It might just be me — and that’s not at all unlikely — but I can’t say for sure.
What I mean is, it’s clear that Christopher Hebert is a novelist in every sense of the word. He has the proper ambition and, with his hefty debut novel The Boiling Season, has found a subject worthy of that ambition. The story is centered around Alexandre, a lifelong slum-dweller who has always dreamed of being more than he’s destined to become in the Caribbean ghetto. Through determination and work ethic, he moves up the ranks of servile positions until he is the estate manager for Madame Freeman, a white American woman who buys a long-decrepit jungle preserve outside the city and intends to turn it into a jet-setting resort. This she does, although it is plan that the city and its myriad corrosive problems cannot be kept out by a gate — particularly when the oppressed masses from the slums are the very people keeping guard of the estate that mocks them with its opulent excess. Soon Alexandre’s job title transforms from estate manager to its protector, and finally he must confront the idea that anything so anomalous can (or should) be safeguarded for its own sake, when the costs of doing so become increasingly dear.
I am glad and appreciative of an author who can bring these topics to light: constant political corruption, the endless string of disappointment for the island people seemingly born into this world to be marginalized in every form, and the hopelessness of forces either within or without that nation to do much of anything to prevent what history is doomed to repeat over and over again. It’s a book that asks us upon what our values pivot, and whether we would do as Alexandre does. Would we try to save the one last gleaming piece of existing island paradise that is perfect when untouched, but ultimately artificial in its beauty and preservation? Or would we concede that such preservation is inherently dishonest — that the revolving door of the past must be accepted as fact if we hope to make any difference?

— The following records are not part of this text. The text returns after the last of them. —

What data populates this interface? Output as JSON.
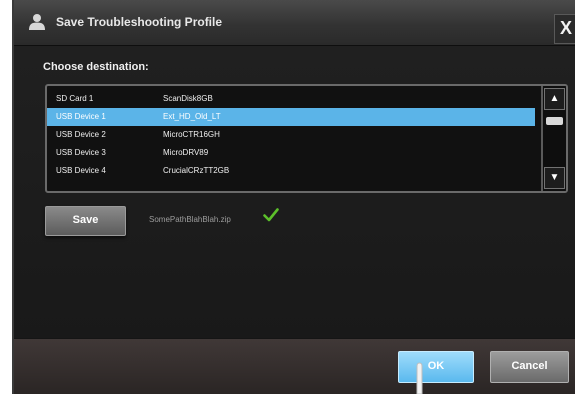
{
  "window": {
    "title": "Save Troubleshooting Profile",
    "close_label": "X",
    "icon": "user-profile-icon"
  },
  "destination": {
    "label": "Choose destination:",
    "items": [
      {
        "name": "SD Card 1",
        "device": "ScanDisk8GB",
        "selected": false
      },
      {
        "name": "USB Device 1",
        "device": "Ext_HD_Old_LT",
        "selected": true
      },
      {
        "name": "USB Device 2",
        "device": "MicroCTR16GH",
        "selected": false
      },
      {
        "name": "USB Device 3",
        "device": "MicroDRV89",
        "selected": false
      },
      {
        "name": "USB Device 4",
        "device": "CrucialCRzTT2GB",
        "selected": false
      }
    ],
    "scroll_up_icon": "triangle-up-icon",
    "scroll_down_icon": "triangle-down-icon"
  },
  "save": {
    "label": "Save",
    "filename": "SomePathBlahBlah.zip",
    "status_icon": "checkmark-icon",
    "status_color": "#5cbf2a"
  },
  "footer": {
    "ok_label": "OK",
    "cancel_label": "Cancel"
  },
  "colors": {
    "selection": "#5bb4e8",
    "ok_button": "#6cc3f2"
  }
}
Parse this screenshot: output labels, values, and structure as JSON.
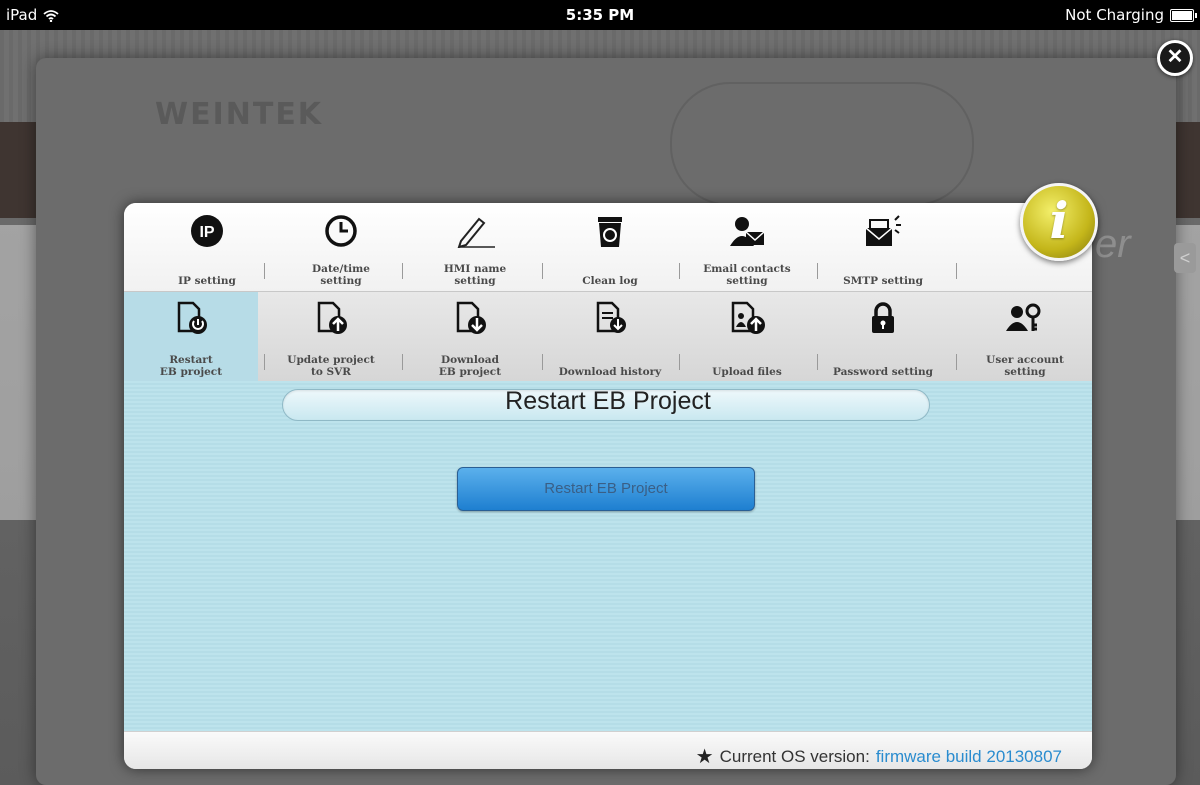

Here’s where it might only be me. I’m pleased with what Hebert has undertaken. Someone, after all, should be writing this way about a suffering we’re inclined to lose consciousness of. But the way the story is fed to us via Alexandre, I could never quite get beyond the idea that the book was written in order to present the conundrums of this island. Which isn’t a fault in itself, but as a reader, I was always seeing the scaffolding from the start. I was always a step ahead, figuring out whole pages or chapters in advance what would happen, and tapped my watch impatiently as Alexandre struggled to figure it all out, the manor crumbling around him. It’s a 400-plus page novel, and books of that size obviously won’t be constant action, nor is it Hebert’s style to write that way. His is a debut that centers around the conveyance of a message and an ultimatum, and in this way he excels. But Alexandre, who we see from ages 20 to 50, does not grow proportionately to his decades of aging. Instead, his moments of enlightenment feel a bit manufactured to serve the plot. His slow shift from insider to outsider in interactions with his former friends and neighbors is handled beautifully. However, when he becomes a stand-in father figure toward one of the slum-dwellers, Hector, the development of their relationship is not shown to us as much as summarized, seemingly because it’s easier to convince us of what we don’t get to see. Same goes for Alexandre’s newfound friendships, love interests, etc. With the lack of dynamic personality he suffers, I can’t accurately picture what these conversions look or feel like. At first I thought that a third-person narration tighten these gaps, it’s clear to me now that this story is, and can only be, Alexandre’s. I just wish his moments of dialogue, inner thought, and correspondence were less wooden.
So while it might just be me, I’m happy to say — and I’m not the first — that Hebert’s debut is a sign of good things to come. His prose is the type that can find a vast audience, that can wake people up to things and make those truths a beautiful and haunting place to wake up in.
And that was the moment I began to laugh…I was laughing because laughing was always what I had imagined them doing, the ghosts and descendants of everyone who had arrived upon our shores as conquerors and left in defeat, who spend the rest of their lives and centuries watching us crumble and destroy ourselves… I laughed now to think of the countless times I had asked myself, how could all of this not serve as proof to them of how right they had been in their efforts to subdue us? See, I had imagined them chuckling, do you see what barbarians they are?
Read The Boiling Season to be shaken, and read it to be put to work on feeling, as any solid narrative will disseminate, a particular and stirring awareness.